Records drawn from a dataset
• • •

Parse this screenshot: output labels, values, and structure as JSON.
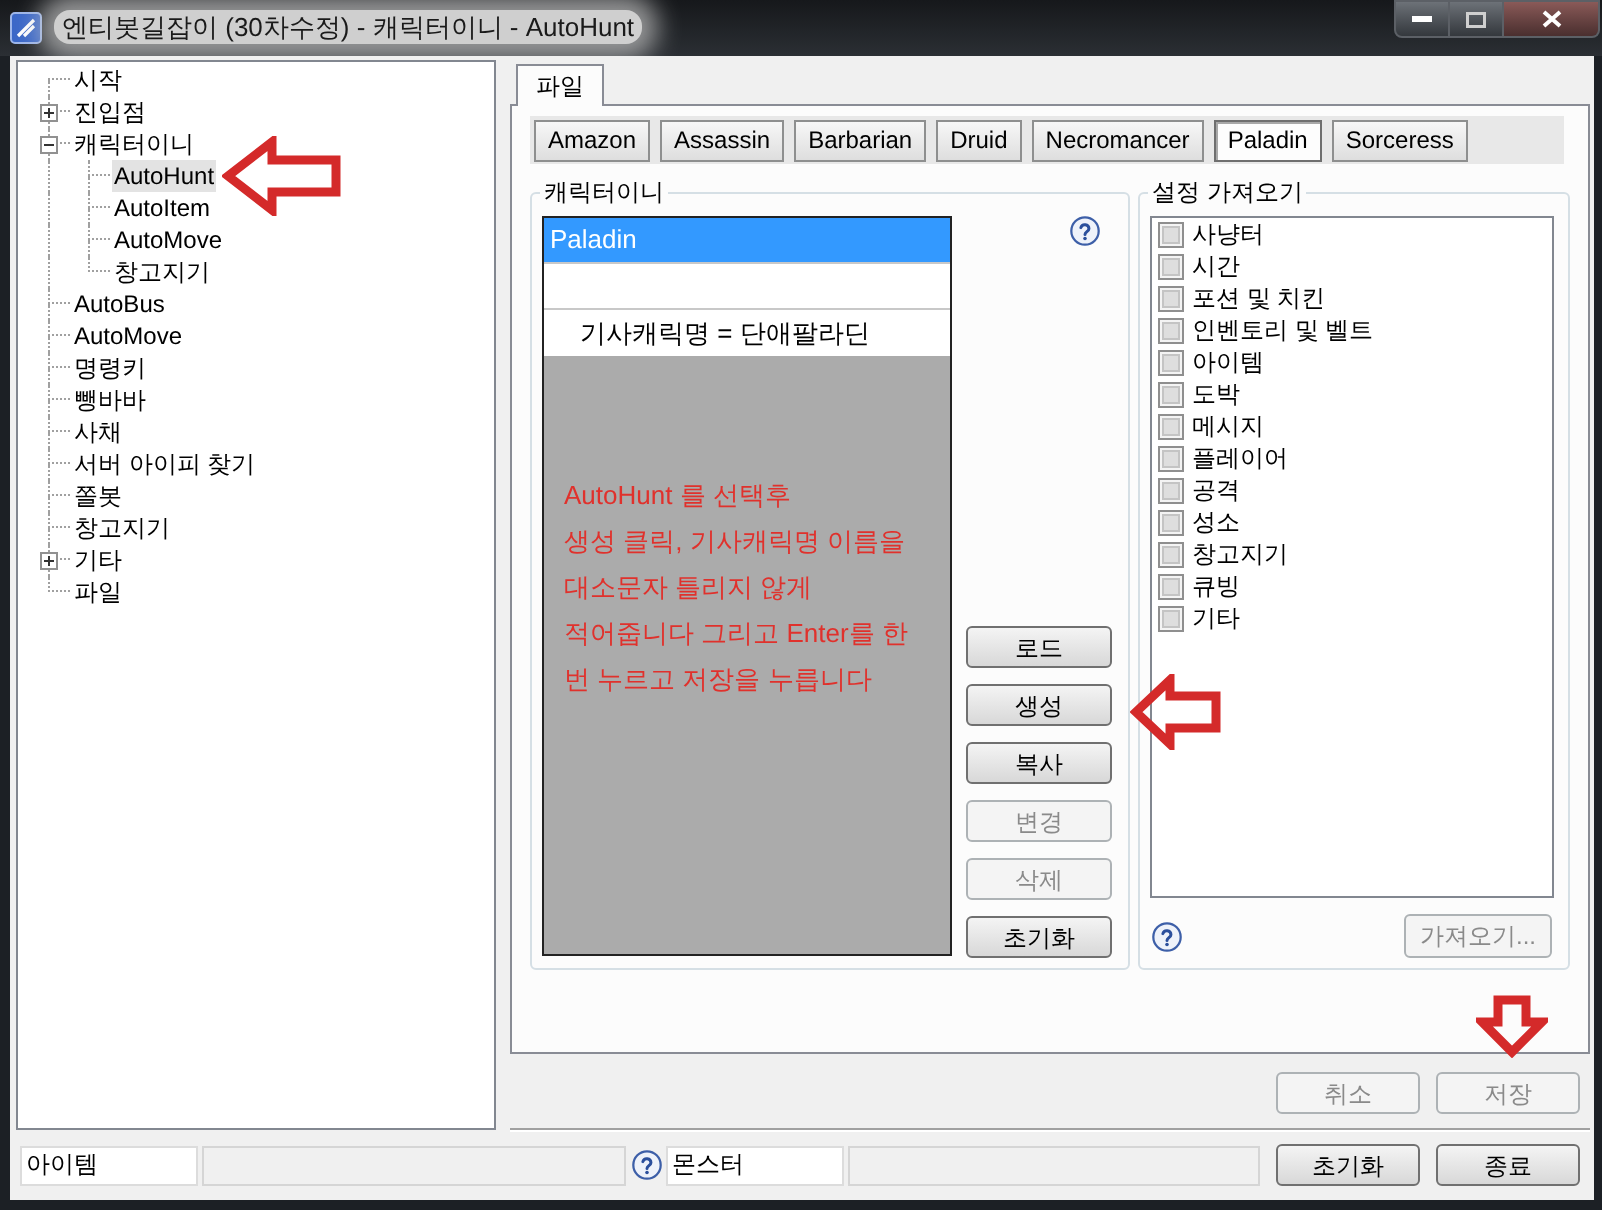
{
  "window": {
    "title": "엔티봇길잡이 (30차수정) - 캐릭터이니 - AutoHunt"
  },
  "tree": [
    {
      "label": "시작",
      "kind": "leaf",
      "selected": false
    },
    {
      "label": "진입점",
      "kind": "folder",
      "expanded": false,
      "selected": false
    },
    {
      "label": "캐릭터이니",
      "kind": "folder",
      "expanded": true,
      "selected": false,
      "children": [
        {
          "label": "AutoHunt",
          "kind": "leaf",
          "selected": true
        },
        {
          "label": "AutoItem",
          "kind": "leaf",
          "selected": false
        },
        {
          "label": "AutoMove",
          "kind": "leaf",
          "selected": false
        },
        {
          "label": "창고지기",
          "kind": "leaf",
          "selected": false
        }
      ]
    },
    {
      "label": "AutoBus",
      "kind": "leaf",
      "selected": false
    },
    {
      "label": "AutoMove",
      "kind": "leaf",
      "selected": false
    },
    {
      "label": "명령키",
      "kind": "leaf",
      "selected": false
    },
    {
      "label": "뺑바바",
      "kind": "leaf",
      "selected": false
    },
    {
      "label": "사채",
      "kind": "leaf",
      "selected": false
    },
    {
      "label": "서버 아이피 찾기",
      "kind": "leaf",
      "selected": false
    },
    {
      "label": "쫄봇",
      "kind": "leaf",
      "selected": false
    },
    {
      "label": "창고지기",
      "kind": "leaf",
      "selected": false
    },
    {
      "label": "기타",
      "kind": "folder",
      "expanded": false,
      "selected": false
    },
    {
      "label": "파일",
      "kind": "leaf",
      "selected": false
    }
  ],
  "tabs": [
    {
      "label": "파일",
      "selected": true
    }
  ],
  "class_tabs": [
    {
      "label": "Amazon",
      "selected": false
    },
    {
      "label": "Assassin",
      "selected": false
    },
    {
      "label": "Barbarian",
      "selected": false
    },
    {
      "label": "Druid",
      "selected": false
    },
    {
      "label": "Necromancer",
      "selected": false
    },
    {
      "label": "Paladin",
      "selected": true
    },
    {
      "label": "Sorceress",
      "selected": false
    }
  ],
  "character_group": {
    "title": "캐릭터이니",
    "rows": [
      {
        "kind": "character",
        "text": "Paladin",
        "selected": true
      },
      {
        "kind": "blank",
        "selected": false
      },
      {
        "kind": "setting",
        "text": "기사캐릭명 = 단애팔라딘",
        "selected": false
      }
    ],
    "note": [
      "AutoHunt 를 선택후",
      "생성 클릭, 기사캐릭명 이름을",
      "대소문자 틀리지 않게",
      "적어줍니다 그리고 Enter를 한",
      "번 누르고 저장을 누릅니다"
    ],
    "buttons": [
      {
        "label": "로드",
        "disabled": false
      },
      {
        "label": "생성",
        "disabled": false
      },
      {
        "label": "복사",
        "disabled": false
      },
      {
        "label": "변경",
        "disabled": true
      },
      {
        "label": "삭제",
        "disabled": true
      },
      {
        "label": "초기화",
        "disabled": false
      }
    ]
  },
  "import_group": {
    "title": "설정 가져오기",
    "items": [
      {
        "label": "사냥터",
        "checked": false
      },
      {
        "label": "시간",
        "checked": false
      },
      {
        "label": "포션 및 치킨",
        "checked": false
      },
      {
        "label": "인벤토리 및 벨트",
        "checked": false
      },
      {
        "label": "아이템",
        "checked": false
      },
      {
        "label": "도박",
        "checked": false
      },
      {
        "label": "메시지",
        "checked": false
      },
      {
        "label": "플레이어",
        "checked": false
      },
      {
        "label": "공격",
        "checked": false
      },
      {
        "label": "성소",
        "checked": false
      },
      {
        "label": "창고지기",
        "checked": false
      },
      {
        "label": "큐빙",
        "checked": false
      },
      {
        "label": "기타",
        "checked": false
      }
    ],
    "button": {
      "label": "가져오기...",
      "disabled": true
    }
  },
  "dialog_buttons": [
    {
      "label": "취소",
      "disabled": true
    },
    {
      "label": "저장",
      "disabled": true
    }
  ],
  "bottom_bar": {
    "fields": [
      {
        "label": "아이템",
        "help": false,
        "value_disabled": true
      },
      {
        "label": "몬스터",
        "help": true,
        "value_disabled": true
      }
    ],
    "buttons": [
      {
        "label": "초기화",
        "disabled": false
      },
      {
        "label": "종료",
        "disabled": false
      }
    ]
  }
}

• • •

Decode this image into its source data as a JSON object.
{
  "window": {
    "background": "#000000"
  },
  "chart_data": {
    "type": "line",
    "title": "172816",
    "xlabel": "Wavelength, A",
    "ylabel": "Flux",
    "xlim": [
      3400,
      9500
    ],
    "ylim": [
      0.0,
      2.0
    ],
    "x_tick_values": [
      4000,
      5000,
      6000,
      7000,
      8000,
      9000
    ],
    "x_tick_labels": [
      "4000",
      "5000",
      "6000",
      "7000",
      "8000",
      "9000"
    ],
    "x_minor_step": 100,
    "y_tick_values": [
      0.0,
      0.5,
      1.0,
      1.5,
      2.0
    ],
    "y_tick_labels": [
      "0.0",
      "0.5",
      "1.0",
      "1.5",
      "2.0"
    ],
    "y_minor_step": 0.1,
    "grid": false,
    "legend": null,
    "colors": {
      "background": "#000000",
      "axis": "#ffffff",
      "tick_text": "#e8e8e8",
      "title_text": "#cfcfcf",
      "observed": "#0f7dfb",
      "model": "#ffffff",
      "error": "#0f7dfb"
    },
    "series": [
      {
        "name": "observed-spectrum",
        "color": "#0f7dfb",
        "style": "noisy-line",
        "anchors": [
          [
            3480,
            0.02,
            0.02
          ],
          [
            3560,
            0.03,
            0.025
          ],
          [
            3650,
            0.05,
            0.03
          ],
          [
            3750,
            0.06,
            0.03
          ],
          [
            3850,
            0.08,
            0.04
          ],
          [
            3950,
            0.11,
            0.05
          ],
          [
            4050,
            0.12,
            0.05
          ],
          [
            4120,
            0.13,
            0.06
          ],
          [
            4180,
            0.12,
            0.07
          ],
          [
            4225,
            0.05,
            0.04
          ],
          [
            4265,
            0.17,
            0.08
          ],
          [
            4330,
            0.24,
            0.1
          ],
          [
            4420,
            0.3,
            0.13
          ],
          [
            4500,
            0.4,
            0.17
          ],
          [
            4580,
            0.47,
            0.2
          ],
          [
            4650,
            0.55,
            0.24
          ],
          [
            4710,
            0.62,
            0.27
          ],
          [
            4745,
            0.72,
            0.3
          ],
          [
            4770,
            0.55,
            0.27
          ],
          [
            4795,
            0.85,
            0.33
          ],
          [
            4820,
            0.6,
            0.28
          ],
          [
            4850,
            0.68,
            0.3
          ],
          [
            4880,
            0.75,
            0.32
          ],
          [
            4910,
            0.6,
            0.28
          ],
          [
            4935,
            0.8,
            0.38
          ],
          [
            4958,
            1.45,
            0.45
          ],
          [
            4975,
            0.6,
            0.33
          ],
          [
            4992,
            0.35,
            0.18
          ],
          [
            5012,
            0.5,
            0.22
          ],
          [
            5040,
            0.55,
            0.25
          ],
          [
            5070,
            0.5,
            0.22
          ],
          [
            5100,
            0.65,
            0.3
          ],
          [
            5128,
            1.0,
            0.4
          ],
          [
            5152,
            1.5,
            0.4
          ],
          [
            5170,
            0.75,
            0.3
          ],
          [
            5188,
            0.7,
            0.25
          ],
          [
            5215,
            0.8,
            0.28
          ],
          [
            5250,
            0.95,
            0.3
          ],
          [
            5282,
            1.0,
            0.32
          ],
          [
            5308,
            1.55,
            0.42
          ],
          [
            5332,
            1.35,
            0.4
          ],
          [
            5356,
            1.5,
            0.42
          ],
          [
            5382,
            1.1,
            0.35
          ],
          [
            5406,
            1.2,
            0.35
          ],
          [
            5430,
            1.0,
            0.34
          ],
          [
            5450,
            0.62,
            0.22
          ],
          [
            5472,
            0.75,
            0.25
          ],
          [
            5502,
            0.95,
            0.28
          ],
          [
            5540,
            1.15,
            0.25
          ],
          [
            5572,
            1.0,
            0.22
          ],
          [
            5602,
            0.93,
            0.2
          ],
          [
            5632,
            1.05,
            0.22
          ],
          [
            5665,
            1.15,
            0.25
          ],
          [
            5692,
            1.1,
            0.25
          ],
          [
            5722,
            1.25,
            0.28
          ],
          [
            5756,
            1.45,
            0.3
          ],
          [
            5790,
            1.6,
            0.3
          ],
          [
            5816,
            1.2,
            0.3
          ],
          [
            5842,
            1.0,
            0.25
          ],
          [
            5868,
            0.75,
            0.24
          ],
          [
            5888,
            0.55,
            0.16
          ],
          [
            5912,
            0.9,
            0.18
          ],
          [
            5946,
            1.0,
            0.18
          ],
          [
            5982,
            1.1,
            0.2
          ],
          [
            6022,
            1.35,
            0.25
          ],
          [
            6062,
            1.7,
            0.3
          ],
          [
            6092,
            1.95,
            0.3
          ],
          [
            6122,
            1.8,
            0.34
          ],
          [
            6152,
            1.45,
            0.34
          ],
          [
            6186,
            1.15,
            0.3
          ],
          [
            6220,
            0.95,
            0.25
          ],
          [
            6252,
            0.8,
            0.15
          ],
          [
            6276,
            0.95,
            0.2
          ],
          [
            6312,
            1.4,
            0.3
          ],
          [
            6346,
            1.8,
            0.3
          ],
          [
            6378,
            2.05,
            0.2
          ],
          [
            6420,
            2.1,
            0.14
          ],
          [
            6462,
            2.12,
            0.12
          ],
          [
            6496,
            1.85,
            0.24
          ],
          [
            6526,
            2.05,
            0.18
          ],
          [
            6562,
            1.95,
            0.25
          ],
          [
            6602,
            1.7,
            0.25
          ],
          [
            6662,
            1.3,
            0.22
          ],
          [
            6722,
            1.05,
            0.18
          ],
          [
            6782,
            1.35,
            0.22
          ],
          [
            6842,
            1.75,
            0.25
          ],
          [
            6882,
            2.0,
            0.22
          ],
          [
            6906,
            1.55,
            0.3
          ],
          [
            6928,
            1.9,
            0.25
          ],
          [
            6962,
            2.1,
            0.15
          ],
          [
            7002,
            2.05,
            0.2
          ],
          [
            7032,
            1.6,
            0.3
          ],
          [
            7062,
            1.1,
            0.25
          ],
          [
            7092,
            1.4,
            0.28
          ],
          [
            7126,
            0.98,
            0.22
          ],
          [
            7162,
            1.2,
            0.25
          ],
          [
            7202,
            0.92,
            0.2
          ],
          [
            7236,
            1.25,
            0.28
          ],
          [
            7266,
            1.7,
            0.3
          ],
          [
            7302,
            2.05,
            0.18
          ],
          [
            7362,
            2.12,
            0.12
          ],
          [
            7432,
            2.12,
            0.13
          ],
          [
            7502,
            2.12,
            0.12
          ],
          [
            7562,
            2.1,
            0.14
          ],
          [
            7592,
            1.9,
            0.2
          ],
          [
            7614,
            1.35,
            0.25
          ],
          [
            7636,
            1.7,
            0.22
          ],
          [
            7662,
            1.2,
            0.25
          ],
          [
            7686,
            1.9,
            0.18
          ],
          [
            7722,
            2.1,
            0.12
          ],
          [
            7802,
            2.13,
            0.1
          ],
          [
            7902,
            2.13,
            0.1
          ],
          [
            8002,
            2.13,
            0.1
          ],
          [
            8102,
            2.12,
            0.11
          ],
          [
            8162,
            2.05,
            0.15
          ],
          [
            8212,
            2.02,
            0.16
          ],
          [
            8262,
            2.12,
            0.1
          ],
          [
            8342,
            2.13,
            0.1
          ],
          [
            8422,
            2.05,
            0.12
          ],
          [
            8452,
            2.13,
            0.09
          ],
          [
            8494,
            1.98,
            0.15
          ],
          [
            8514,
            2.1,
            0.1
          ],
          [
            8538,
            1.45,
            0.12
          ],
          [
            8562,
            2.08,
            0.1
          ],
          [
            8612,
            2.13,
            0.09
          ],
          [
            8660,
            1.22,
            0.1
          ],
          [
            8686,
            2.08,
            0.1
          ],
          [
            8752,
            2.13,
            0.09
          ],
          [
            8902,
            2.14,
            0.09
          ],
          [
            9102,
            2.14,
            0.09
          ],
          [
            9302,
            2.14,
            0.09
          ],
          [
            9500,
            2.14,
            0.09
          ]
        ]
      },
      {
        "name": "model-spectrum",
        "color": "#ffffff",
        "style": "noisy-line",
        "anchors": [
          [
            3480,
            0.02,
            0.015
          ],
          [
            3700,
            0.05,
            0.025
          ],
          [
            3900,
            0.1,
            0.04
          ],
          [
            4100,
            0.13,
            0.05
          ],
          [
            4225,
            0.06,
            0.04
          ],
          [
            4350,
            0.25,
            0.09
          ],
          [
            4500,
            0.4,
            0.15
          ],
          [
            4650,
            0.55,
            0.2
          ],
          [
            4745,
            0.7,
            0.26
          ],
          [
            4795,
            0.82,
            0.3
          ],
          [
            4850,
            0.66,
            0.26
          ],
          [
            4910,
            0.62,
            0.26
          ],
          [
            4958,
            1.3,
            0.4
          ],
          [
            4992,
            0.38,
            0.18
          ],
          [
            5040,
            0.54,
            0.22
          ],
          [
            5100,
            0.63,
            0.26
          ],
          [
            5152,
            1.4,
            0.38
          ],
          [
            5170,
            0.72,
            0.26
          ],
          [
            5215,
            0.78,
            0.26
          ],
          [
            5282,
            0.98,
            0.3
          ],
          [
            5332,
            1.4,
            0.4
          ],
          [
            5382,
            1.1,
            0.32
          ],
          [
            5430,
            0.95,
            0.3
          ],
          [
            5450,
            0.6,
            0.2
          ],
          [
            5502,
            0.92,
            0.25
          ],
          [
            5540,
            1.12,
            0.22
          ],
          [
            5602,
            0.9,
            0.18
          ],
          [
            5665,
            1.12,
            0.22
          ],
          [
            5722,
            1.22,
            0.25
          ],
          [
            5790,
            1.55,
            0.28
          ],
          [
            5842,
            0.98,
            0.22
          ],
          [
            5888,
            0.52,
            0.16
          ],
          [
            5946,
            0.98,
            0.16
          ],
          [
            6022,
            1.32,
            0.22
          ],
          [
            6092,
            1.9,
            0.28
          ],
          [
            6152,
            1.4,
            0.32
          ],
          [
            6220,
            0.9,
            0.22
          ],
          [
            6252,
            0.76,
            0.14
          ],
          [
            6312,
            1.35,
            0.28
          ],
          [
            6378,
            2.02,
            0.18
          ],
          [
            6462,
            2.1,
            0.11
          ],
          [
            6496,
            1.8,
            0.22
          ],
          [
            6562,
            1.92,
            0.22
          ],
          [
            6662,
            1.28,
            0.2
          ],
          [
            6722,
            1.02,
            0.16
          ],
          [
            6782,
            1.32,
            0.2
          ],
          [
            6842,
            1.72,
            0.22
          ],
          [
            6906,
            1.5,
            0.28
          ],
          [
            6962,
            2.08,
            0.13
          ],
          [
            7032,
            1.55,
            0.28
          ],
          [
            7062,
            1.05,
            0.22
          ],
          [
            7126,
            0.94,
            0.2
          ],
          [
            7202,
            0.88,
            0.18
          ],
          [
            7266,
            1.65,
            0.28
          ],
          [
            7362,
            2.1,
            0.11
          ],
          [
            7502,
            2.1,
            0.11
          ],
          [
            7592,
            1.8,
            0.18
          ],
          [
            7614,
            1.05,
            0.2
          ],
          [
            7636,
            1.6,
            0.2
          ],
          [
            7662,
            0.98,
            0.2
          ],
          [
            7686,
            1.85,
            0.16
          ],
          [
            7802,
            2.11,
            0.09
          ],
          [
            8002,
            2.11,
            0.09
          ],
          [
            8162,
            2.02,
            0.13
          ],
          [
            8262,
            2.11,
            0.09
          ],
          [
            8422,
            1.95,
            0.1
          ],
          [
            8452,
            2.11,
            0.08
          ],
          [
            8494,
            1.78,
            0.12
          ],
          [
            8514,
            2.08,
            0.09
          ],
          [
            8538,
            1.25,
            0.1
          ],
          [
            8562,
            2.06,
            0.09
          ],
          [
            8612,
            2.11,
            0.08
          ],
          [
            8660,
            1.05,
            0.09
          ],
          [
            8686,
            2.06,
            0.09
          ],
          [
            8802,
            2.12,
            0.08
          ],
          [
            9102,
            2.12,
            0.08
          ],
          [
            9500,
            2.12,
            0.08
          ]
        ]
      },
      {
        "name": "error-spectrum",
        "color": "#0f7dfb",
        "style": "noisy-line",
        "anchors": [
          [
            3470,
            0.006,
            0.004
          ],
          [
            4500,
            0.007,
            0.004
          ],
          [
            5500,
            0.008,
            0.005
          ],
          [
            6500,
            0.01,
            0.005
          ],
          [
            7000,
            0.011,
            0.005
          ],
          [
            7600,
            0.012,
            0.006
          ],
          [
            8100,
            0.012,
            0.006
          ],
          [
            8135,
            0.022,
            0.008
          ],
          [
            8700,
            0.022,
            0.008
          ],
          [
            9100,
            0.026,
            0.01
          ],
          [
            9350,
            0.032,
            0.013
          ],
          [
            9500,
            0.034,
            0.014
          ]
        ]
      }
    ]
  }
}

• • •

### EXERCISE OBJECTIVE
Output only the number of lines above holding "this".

### EXERCISE OUTPUT
2